Western Diamondback Rattlesnake

Western Diamondback Rattlesnake


Southeastern California to Texas and Oklahoma.


Flat desert to wooded, rocky hills from sea level to 7000 feet.


Has sharply contrasting black and ash-colored bands on the tail with large, dark diamond-shaped bloches, each bordered with cream or yellow. Markings are often indefinite and peppered with small dark spots, giving an overall speckled or dusty appearance. Rattlesnakes in general are heavy-bodied, with slender neck and broad triangular head. The rattle is a series of loosely interlocking horny segments at the end of the tail, and is found in no other snake. Rattle segments do not indicate age of the rattlesnake.

Western Diamondback Rattlesnake

Frequents a variety of habitats in arid and semiarid regions. Is active during the day and night. One of the most dangerous North American snakes, often holding ground and boldly defending itself when disturbed. When alarmed they may make a sound resembling a sudden burst of steam, but when only slightly disturbed may merely click the rattle. The warning ‘rattle’ of the diamondback should be taken seriously, as venom from a diamondback can kill a man.


After a gestation period of four months, a female give birth to between 4 and 25 young. Instead of laying their eggs, they retain them in their bodies until they hatch thus giving birth to live young.

Interesting Facts:

Be Rattlesnake Aware!

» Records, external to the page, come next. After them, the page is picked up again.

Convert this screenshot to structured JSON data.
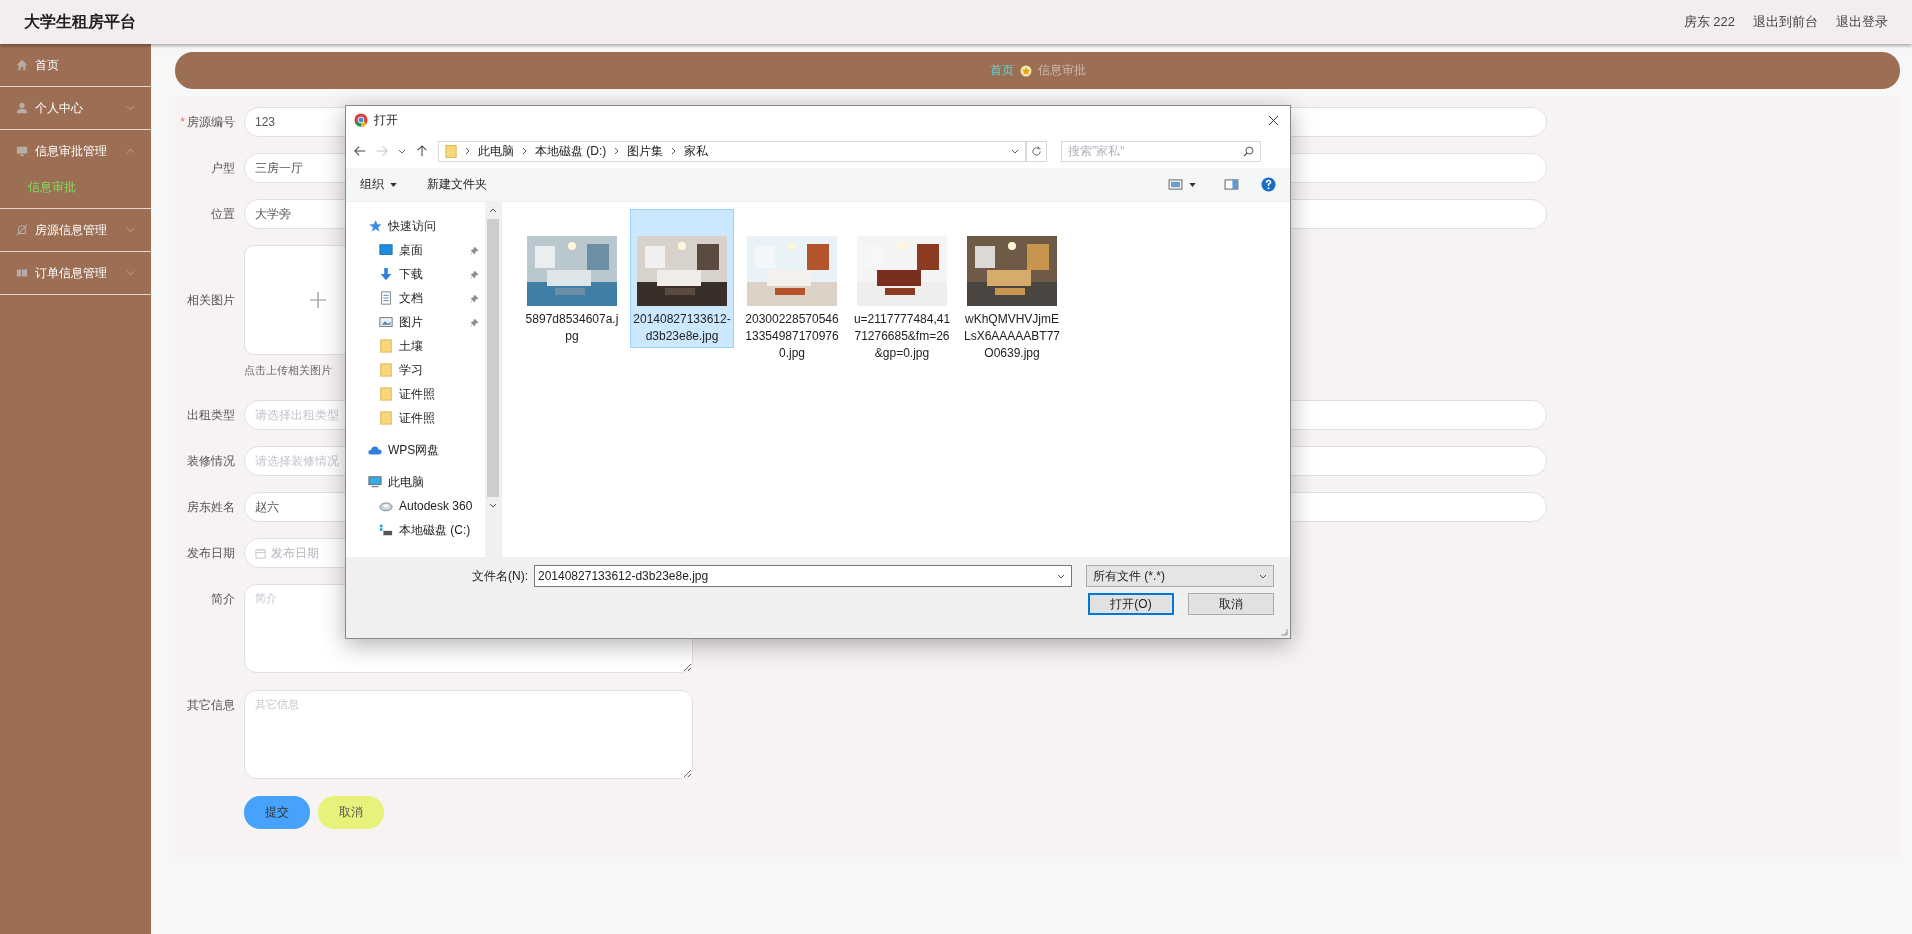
{
  "header": {
    "title": "大学生租房平台",
    "user": "房东 222",
    "links": [
      "退出到前台",
      "退出登录"
    ]
  },
  "sidebar": [
    {
      "label": "首页",
      "kind": "link"
    },
    {
      "label": "个人中心",
      "kind": "menu",
      "expanded": false
    },
    {
      "label": "信息审批管理",
      "kind": "menu",
      "expanded": true,
      "children": [
        {
          "label": "信息审批",
          "selected": true
        }
      ]
    },
    {
      "label": "房源信息管理",
      "kind": "menu",
      "expanded": false
    },
    {
      "label": "订单信息管理",
      "kind": "menu",
      "expanded": false
    }
  ],
  "breadcrumb": [
    {
      "label": "首页",
      "selected": false
    },
    {
      "label": "信息审批",
      "selected": true
    }
  ],
  "form": {
    "fields": [
      {
        "label": "房源编号",
        "kind": "input",
        "required_mark": "*",
        "value": "123"
      },
      {
        "label": "户型",
        "kind": "input",
        "value": "三房一厅"
      },
      {
        "label": "位置",
        "kind": "input",
        "value": "大学旁"
      },
      {
        "label": "相关图片",
        "kind": "upload",
        "hint": "点击上传相关图片"
      },
      {
        "label": "出租类型",
        "kind": "select",
        "placeholder": "请选择出租类型"
      },
      {
        "label": "装修情况",
        "kind": "select",
        "placeholder": "请选择装修情况"
      },
      {
        "label": "房东姓名",
        "kind": "input",
        "value": "赵六"
      },
      {
        "label": "发布日期",
        "kind": "date",
        "placeholder": "发布日期"
      },
      {
        "label": "简介",
        "kind": "textarea",
        "placeholder": "简介"
      },
      {
        "label": "其它信息",
        "kind": "textarea",
        "placeholder": "其它信息"
      }
    ],
    "buttons": [
      {
        "label": "提交",
        "kind": "primary"
      },
      {
        "label": "取消",
        "kind": "cancel"
      }
    ]
  },
  "dialog": {
    "title": "打开",
    "path": [
      "此电脑",
      "本地磁盘 (D:)",
      "图片集",
      "家私"
    ],
    "search_placeholder": "搜索\"家私\"",
    "toolbar": [
      "组织",
      "新建文件夹"
    ],
    "tree": [
      {
        "label": "快速访问",
        "children": [
          {
            "label": "桌面",
            "pinned": true
          },
          {
            "label": "下载",
            "pinned": true
          },
          {
            "label": "文档",
            "pinned": true
          },
          {
            "label": "图片",
            "pinned": true
          },
          {
            "label": "土壤",
            "pinned": false
          },
          {
            "label": "学习",
            "pinned": false
          },
          {
            "label": "证件照",
            "pinned": false
          },
          {
            "label": "证件照",
            "pinned": false
          }
        ]
      },
      {
        "label": "WPS网盘"
      },
      {
        "label": "此电脑",
        "children": [
          {
            "label": "Autodesk 360",
            "pinned": false
          },
          {
            "label": "本地磁盘 (C:)",
            "pinned": false
          }
        ]
      }
    ],
    "files": [
      {
        "name": "5897d8534607a.jpg",
        "selected": false
      },
      {
        "name": "20140827133612-d3b23e8e.jpg",
        "selected": true
      },
      {
        "name": "20300228570546133549871709760.jpg",
        "selected": false
      },
      {
        "name": "u=2117777484,4171276685&fm=26&gp=0.jpg",
        "selected": false
      },
      {
        "name": "wKhQMVHVJjmELsX6AAAAABT77O0639.jpg",
        "selected": false
      }
    ],
    "filename_label": "文件名(N):",
    "filename": "20140827133612-d3b23e8e.jpg",
    "filter": "所有文件 (*.*)",
    "buttons": [
      {
        "label": "打开(O)",
        "kind": "default"
      },
      {
        "label": "取消",
        "kind": "normal"
      }
    ]
  }
}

Download this .pdf: Rattlesnake Awareness Brochure.pdf

Western Diamondback Rattlesnake
Did YOU Know?    
This is the largest rattlesnake in western North America.
Western Diamondback Rattlesnake
Class: reptiles
Genus: Crotalus
Species: atrox
Length: Can reach lengths of over 7 feet.
Average Lifespan: 10
Wild Diet: Small mammals, birds, lizards, frogs
Zoo Diet: Frozen/thawed mice
Predators: Birds of prey, man
USFWS Status: Not Listed
CITES Status: Not Listed

Learn more about reptiles or animals from North America!
Or, cross-reference the two!